April 2021 update: It’s been over a year now since COVID became a reality for most of us in North America. We came back from our vacation in Florida on March 17th or so to a changed world, and it has continued to change rapidly ever since. My 85-year-old mother got COVID in December — as did about 120 people in her retirement home — but it was a relatively mild case and she turned out to be fine after a couple of weeks in hospital. Vaccines are being rolled out (with varying degrees of success) in most countries. After a rocky start, President Joe Biden seems to have gotten things moving in the US and more than 100 million people have gotten their first shot of one of the vaccines. In Canada, supply constraints held things back, but they are rolling out now — my wife Becky and I have gotten our first shot of the Pfizer mRNA vaccine because we are caregivers for my mother, and our second shot has been pushed out several months in order to give others the chance to get a first one (Pfizer appears to be about 80 percent effective after one shot).
The US has agreed to give Canada a bunch of Astra-Zeneca doses because it hasn’t been approved in the US yet and they will expire before it does. There have also been a number of countries that have paused or held back on providing A-Z vaccine because of about 20 cases of abnormal clotting, including some deaths — despite the fact that studies show the number of cases (plus or minus 20 out of 17 million) is well below the normal incidence of fatal blood clots. Pfizer and Moderna look to be about 90 percent effective in the real world against contracting a symptomatic case of COVID, and 100 percent effective against hospitalization or death. What remains unknown is how effective the various vaccines are against the new variants, the worst of which seems to be the British one, B117, which is significantly more contagious than the original, and also more lethal, and seems to be infecting more younger people than the previous one.

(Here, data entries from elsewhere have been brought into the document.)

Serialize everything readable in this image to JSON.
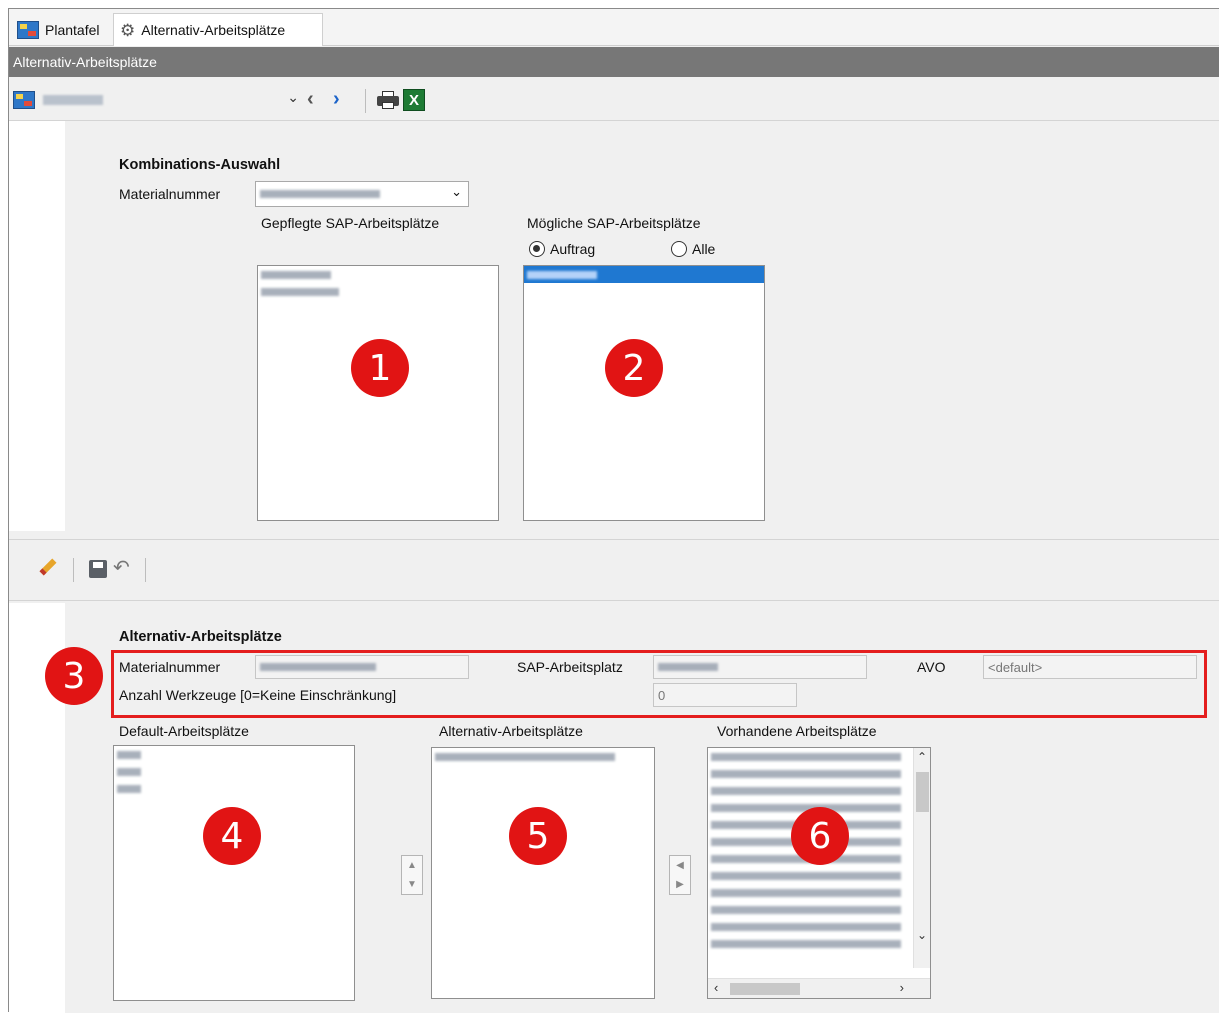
{
  "tabs": [
    {
      "label": "Plantafel",
      "icon": "planning-board-icon"
    },
    {
      "label": "Alternativ-Arbeitsplätze",
      "icon": "gear-icon"
    }
  ],
  "window_title": "Alternativ-Arbeitsplätze",
  "toolbar": {
    "view_selector_value": "Gaun",
    "icons": [
      "planning-board-icon",
      "chevron-down-icon",
      "previous-icon",
      "next-icon",
      "print-icon",
      "excel-export-icon"
    ]
  },
  "kombination": {
    "heading": "Kombinations-Auswahl",
    "material_label": "Materialnummer",
    "gepflegte_label": "Gepflegte SAP-Arbeitsplätze",
    "moegliche_label": "Mögliche SAP-Arbeitsplätze",
    "radio_auftrag": "Auftrag",
    "radio_alle": "Alle",
    "radio_selected": "Auftrag"
  },
  "edit_toolbar": {
    "icons": [
      "edit-pencil-icon",
      "save-icon",
      "undo-icon"
    ]
  },
  "alternativ": {
    "heading": "Alternativ-Arbeitsplätze",
    "material_label": "Materialnummer",
    "sap_label": "SAP-Arbeitsplatz",
    "avo_label": "AVO",
    "avo_value": "<default>",
    "anzahl_label": "Anzahl Werkzeuge [0=Keine Einschränkung]",
    "anzahl_value": "0",
    "default_label": "Default-Arbeitsplätze",
    "alternativ_label": "Alternativ-Arbeitsplätze",
    "vorhandene_label": "Vorhandene Arbeitsplätze"
  },
  "badges": [
    "1",
    "2",
    "3",
    "4",
    "5",
    "6"
  ],
  "colors": {
    "accent_red": "#e11414",
    "selection_blue": "#1f78d1",
    "titlebar_gray": "#777777"
  }
}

In Ontario, more than 65 percent of cases are now the British variant, and the ICUs are filling up. After a decline in the early part of the year, we and others are now well into the third wave, with case numbers rising sharply and more people being hospitalized. Ontario just went into a month-long lockdown, even though Toronto, Hamilton, Peel and other regions were already in the “grey” zone, meaning they were supposed to be locked down already. As in a number of other places, Ontario in particular seems to have struggled to find a balance between locking down quickly to prevent spread (the way countries like South Korea and New Zealand have) and keeping things open to help restaurants and other small businesses, and to keep schools open as a way of helping both kids and parents. “I’m going to pause here. I’m going to lose the script, and I’m going to reflect on the recurring feeling I have of impending doom,” CDC director Rochelle Walensky said recently.

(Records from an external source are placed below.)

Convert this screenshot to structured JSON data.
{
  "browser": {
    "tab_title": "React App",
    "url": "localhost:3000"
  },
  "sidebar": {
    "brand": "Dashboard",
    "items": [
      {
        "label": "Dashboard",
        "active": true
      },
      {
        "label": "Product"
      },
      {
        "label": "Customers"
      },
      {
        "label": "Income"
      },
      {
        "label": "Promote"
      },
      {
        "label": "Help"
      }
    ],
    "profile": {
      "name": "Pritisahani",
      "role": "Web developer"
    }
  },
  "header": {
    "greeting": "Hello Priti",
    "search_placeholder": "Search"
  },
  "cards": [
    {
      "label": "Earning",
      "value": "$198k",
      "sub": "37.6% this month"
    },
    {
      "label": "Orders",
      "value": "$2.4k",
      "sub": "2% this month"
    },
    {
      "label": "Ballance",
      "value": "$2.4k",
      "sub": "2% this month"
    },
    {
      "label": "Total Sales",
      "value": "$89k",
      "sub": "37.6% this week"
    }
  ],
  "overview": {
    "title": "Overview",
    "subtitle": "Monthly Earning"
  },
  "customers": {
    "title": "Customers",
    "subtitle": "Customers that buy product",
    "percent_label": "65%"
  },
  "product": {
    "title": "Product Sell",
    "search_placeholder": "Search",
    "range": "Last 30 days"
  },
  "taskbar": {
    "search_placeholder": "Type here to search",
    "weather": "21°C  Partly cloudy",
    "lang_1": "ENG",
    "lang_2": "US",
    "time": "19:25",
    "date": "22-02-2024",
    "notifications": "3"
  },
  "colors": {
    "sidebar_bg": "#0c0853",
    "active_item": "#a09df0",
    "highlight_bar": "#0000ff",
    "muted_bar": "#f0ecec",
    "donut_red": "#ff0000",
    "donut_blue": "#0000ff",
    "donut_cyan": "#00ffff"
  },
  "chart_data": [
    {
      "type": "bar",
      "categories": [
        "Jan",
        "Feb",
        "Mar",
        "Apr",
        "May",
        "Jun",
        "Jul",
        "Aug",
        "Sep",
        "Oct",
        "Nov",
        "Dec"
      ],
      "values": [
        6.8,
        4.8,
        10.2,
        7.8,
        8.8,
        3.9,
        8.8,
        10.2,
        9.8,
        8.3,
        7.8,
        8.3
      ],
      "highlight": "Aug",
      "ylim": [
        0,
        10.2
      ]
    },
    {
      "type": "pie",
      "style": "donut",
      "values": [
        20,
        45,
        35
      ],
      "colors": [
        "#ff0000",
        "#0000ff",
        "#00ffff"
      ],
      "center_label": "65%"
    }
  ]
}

January 2021 update: It’s now been a year since a brave Chinese researcher released the genome of the COVID-19 virus, against the wishes of his government, which allowed vaccine makers to get to work on new mRNA or modified RNA vaccines even before the first case was identified in the United States. Two of those vaccines — from Moderna and Pfizer — started rolling out in November (see below), although the rollout in both the US and Canada has been slow, for a variety of reasons, one of which is the fact that both vaccines need to be kept at extremely cold temperatures and plenty of places don’t have those kinds of facilities. A new Johnson & Johnson vaccine is supposed to be available soon, and it is a traditional vaccine that uses part of the virus itself as the delivery vehicle, and therefore doesn’t need special storage requirements.

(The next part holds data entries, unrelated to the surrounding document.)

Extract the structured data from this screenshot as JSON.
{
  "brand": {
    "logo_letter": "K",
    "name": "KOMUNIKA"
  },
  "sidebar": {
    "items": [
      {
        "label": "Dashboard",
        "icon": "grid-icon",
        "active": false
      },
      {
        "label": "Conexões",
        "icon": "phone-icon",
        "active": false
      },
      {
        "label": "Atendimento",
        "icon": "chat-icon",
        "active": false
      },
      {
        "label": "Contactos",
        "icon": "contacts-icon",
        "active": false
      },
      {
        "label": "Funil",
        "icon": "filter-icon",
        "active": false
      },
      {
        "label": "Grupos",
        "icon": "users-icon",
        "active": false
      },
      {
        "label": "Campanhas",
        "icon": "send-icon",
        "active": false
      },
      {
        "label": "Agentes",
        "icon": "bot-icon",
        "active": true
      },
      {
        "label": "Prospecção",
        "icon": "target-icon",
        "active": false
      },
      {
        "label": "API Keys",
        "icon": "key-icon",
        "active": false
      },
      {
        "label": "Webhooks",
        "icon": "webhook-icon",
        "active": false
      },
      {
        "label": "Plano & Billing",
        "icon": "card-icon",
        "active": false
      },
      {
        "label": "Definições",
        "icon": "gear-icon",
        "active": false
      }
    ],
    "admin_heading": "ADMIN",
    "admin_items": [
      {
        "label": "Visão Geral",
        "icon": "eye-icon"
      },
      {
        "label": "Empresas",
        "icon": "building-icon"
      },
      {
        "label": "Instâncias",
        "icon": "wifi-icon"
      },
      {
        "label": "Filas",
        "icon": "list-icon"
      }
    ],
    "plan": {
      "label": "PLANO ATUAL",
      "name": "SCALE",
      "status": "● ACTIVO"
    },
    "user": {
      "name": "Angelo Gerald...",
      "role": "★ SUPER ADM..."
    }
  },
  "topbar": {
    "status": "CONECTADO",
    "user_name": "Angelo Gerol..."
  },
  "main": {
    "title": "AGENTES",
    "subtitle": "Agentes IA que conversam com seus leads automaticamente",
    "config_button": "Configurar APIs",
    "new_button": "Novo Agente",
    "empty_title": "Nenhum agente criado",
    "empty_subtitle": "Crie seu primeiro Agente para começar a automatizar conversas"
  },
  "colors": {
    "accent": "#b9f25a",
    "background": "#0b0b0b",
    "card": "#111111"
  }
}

That’s the good news. The bad news (in addition to the recent riot in which armed goons stormed the US Capitol, breaching its security for the first time since the 1950s, in what seemed to be an attempt to reverse the results of the election) is that there are at least two new strains of the virus that are causing concern, one that was first identified in the UK and one first identified in South Africa. They are both believed by some researchers to be more infectious than the original strain — up to 70 percent more infectious. Epidemiologists and other researchers note that viruses like COVID always evolve over time, and sometimes rapidly — measles mutates very slowly, so shots are good for years, but the regular flu mutates quickly, so you need a different shot every year. It’s still not clear which of these COVID will be more like. There is some evidence that the current vaccines may be effective against the new variants.
More bad news: A number of countries are seeing outbreaks and uncontrolled spread as bad or worse as the original outbreak in March of 2020, either because of a lack of stringent controls, a lack of desire on the part of people to wear masks, etc. and/or cases of the newer, more infectious variants. In the UK, authorities confirmed more than 62,000 cases in just 24 hours; according to a number of observers, both Sweden and Japan are paying the price for having been too lenient with their lockdowns and other measures early on. The US, meanwhile, has been the victim of a combination of the Trump government’s incompetence and American “every man for himself” individualism: roughly 400,000 people have now died of COVID, and the country has about 25 percent of the cases worldwide, despite only having 4 percent of the world’s population. The death rate in the US is now the equivalent of six fully-loaded 747 jumbo jets crashing and killing everyone on board, every single day.Continue reading